It isn’t just proximity that has made Scientology a big thing for actors. There is a way in which Scientology’s auditing is itself a version of an acting class – your self is just a persona, a character, a mask. Dig deeper. Go back 75 million years. Its exercises are about power over others, and the presentation of an impermeable self. Exactly what an actor is looking for. The Master gets into that, the shifts of personality. Hoffman’s performance has suggested Orson Welles in Citizen Kane to some, as though that’s the template for every audience-fooling blowhard. It is easily the best showcase yet for the remarkably raw and direct emotions of Joaquin Phoenix’s acting, even greater than the one Hollywood recognised (Walk the Line). You might even wonder about how this lost or damaged soul follows on from Phoenix’s presentation of himself as a lost or damaged soul in his weirdly misjudged pseudo-doc, I’m Still Here. In any event, I found The Master mesmerising and enigmatic, powerful without ever being obvious.
A quick footnote or two : After splitting with Miramax, the Weinsteins took Tarantino with them to the Weinstein Company. They supported Django Unchained, just as they indulged both parts of Kill Bill, the Grindhouse experiment and the problematic Inglourious Basterds. The good news is they also backed The Master.
The Paul Thomas Anderson film not set in California was his first feature, Hard Eight, a gambling movie set in Nevada, which established the father-son theme that has run through the writer-director’s work since (there, it was Philip Baker Hall and John C Reilly). In 1998, Roadshow Films – believe it or not – brought Anderson to New Zealand for interviews to promote Boogie Nights. He told me that the distributor changed the title of Hard Eight to Sydney for its US theatrical release as they were worried that Hard Eight sounded like a porn film. He was incredulous. Now here he was … well, too many ironies.
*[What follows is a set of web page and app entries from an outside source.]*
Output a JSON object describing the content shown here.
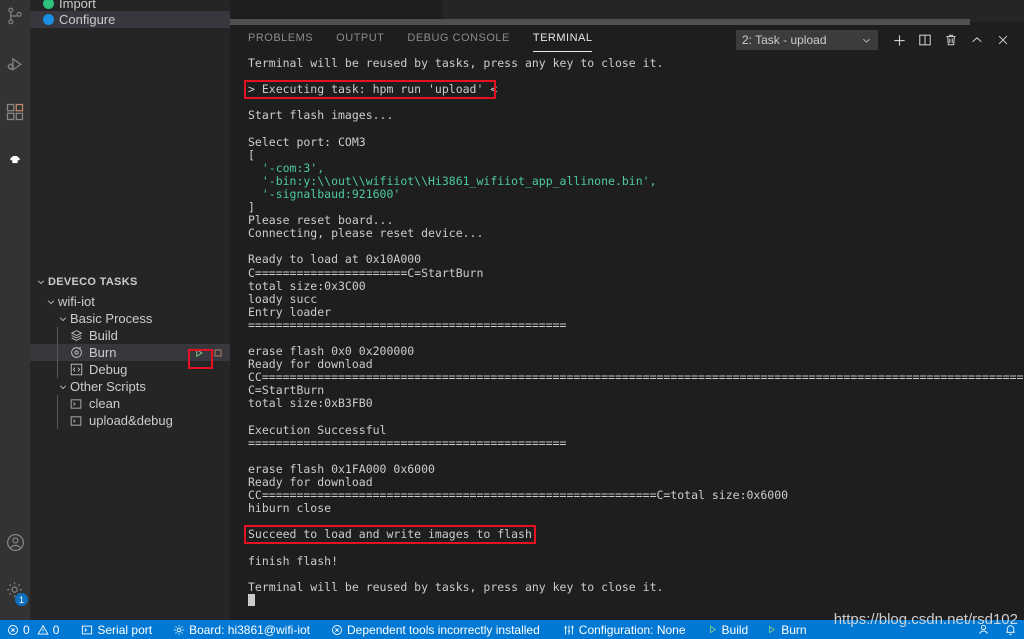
{
  "activitybar": {
    "items": [
      {
        "name": "source-control-icon",
        "title": "Source Control"
      },
      {
        "name": "run-debug-icon",
        "title": "Run and Debug"
      },
      {
        "name": "extensions-icon",
        "title": "Extensions"
      },
      {
        "name": "deveco-icon",
        "title": "DevEco Home"
      }
    ],
    "bottom": [
      {
        "name": "accounts-icon",
        "title": "Accounts"
      },
      {
        "name": "settings-gear-icon",
        "title": "Manage",
        "badge": "1"
      }
    ]
  },
  "sidebar": {
    "top_items": [
      {
        "label": "Import",
        "dot": "#2ec27e"
      },
      {
        "label": "Configure",
        "dot": "#1a8fe3"
      }
    ],
    "section_title": "DEVECO TASKS",
    "tree": [
      {
        "label": "wifi-iot",
        "type": "folder",
        "depth": 1,
        "expanded": true
      },
      {
        "label": "Basic Process",
        "type": "folder",
        "depth": 2,
        "expanded": true
      },
      {
        "label": "Build",
        "type": "task",
        "icon": "layers-icon",
        "depth": 3
      },
      {
        "label": "Burn",
        "type": "task",
        "icon": "burn-icon",
        "depth": 3,
        "selected": true
      },
      {
        "label": "Debug",
        "type": "task",
        "icon": "code-icon",
        "depth": 3
      },
      {
        "label": "Other Scripts",
        "type": "folder",
        "depth": 2,
        "expanded": true
      },
      {
        "label": "clean",
        "type": "script",
        "icon": "terminal-icon",
        "depth": 3
      },
      {
        "label": "upload&debug",
        "type": "script",
        "icon": "terminal-icon",
        "depth": 3
      }
    ],
    "row_actions": {
      "run": "run-task-icon",
      "stop": "stop-task-icon"
    }
  },
  "panel": {
    "tabs": [
      {
        "label": "PROBLEMS",
        "active": false
      },
      {
        "label": "OUTPUT",
        "active": false
      },
      {
        "label": "DEBUG CONSOLE",
        "active": false
      },
      {
        "label": "TERMINAL",
        "active": true
      }
    ],
    "terminal_selector": "2: Task - upload",
    "actions": [
      {
        "name": "new-terminal-icon",
        "label": "+"
      },
      {
        "name": "split-terminal-icon",
        "label": "split"
      },
      {
        "name": "kill-terminal-icon",
        "label": "trash"
      },
      {
        "name": "maximize-panel-icon",
        "label": "chevron-up"
      },
      {
        "name": "close-panel-icon",
        "label": "close"
      }
    ]
  },
  "terminal": {
    "lines": [
      {
        "text": "Terminal will be reused by tasks, press any key to close it."
      },
      {
        "text": ""
      },
      {
        "text": "> Executing task: hpm run 'upload' <",
        "highlight": true
      },
      {
        "text": ""
      },
      {
        "text": "Start flash images..."
      },
      {
        "text": ""
      },
      {
        "text": "Select port: COM3"
      },
      {
        "text": "["
      },
      {
        "text": "  '-com:3',",
        "color": "green"
      },
      {
        "text": "  '-bin:y:\\\\out\\\\wifiiot\\\\Hi3861_wifiiot_app_allinone.bin',",
        "color": "green"
      },
      {
        "text": "  '-signalbaud:921600'",
        "color": "green"
      },
      {
        "text": "]"
      },
      {
        "text": "Please reset board..."
      },
      {
        "text": "Connecting, please reset device..."
      },
      {
        "text": ""
      },
      {
        "text": "Ready to load at 0x10A000"
      },
      {
        "text": "C======================C=StartBurn"
      },
      {
        "text": "total size:0x3C00"
      },
      {
        "text": "loady succ"
      },
      {
        "text": "Entry loader"
      },
      {
        "text": "=============================================="
      },
      {
        "text": ""
      },
      {
        "text": "erase flash 0x0 0x200000"
      },
      {
        "text": "Ready for download"
      },
      {
        "text": "CC==================================================================================================================================================================================================================================="
      },
      {
        "text": "C=StartBurn"
      },
      {
        "text": "total size:0xB3FB0"
      },
      {
        "text": ""
      },
      {
        "text": "Execution Successful"
      },
      {
        "text": "=============================================="
      },
      {
        "text": ""
      },
      {
        "text": "erase flash 0x1FA000 0x6000"
      },
      {
        "text": "Ready for download"
      },
      {
        "text": "CC=========================================================C=total size:0x6000"
      },
      {
        "text": "hiburn close"
      },
      {
        "text": ""
      },
      {
        "text": "Succeed to load and write images to flash.",
        "highlight": true
      },
      {
        "text": ""
      },
      {
        "text": "finish flash!"
      },
      {
        "text": ""
      },
      {
        "text": "Terminal will be reused by tasks, press any key to close it."
      },
      {
        "text": "",
        "cursor": true
      }
    ]
  },
  "statusbar": {
    "left": [
      {
        "name": "problems-status",
        "icon": "error-icon",
        "label": "0",
        "icon2": "warning-icon",
        "label2": "0"
      },
      {
        "name": "serial-port-status",
        "icon": "terminal-box-icon",
        "label": "Serial port"
      },
      {
        "name": "board-status",
        "icon": "gear-icon",
        "label": "Board: hi3861@wifi-iot"
      },
      {
        "name": "dependent-tools-status",
        "icon": "error-circle-icon",
        "label": "Dependent tools incorrectly installed"
      },
      {
        "name": "configuration-status",
        "icon": "settings-sliders-icon",
        "label": "Configuration: None"
      },
      {
        "name": "build-status",
        "icon": "play-icon",
        "label": "Build"
      },
      {
        "name": "burn-status",
        "icon": "play-icon",
        "label": "Burn"
      }
    ],
    "right": [
      {
        "name": "remote-status",
        "icon": "account-icon"
      },
      {
        "name": "notifications-status",
        "icon": "bell-icon"
      }
    ]
  },
  "watermark": "https://blog.csdn.net/rsd102",
  "colors": {
    "accent_blue": "#0078d4",
    "terminal_green": "#4ec9a0",
    "highlight_red": "#e81123",
    "selected_row": "#37373d",
    "sidebar_bg": "#252526",
    "editor_bg": "#1e1e1e",
    "activitybar_bg": "#333333"
  }
}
Anyway, Hard Eight is a smaller film, less flamboyant than what followed. And if you’re after some other interesting Joaquin Phoenix work, check out his films with James Gray, especially Two Lovers.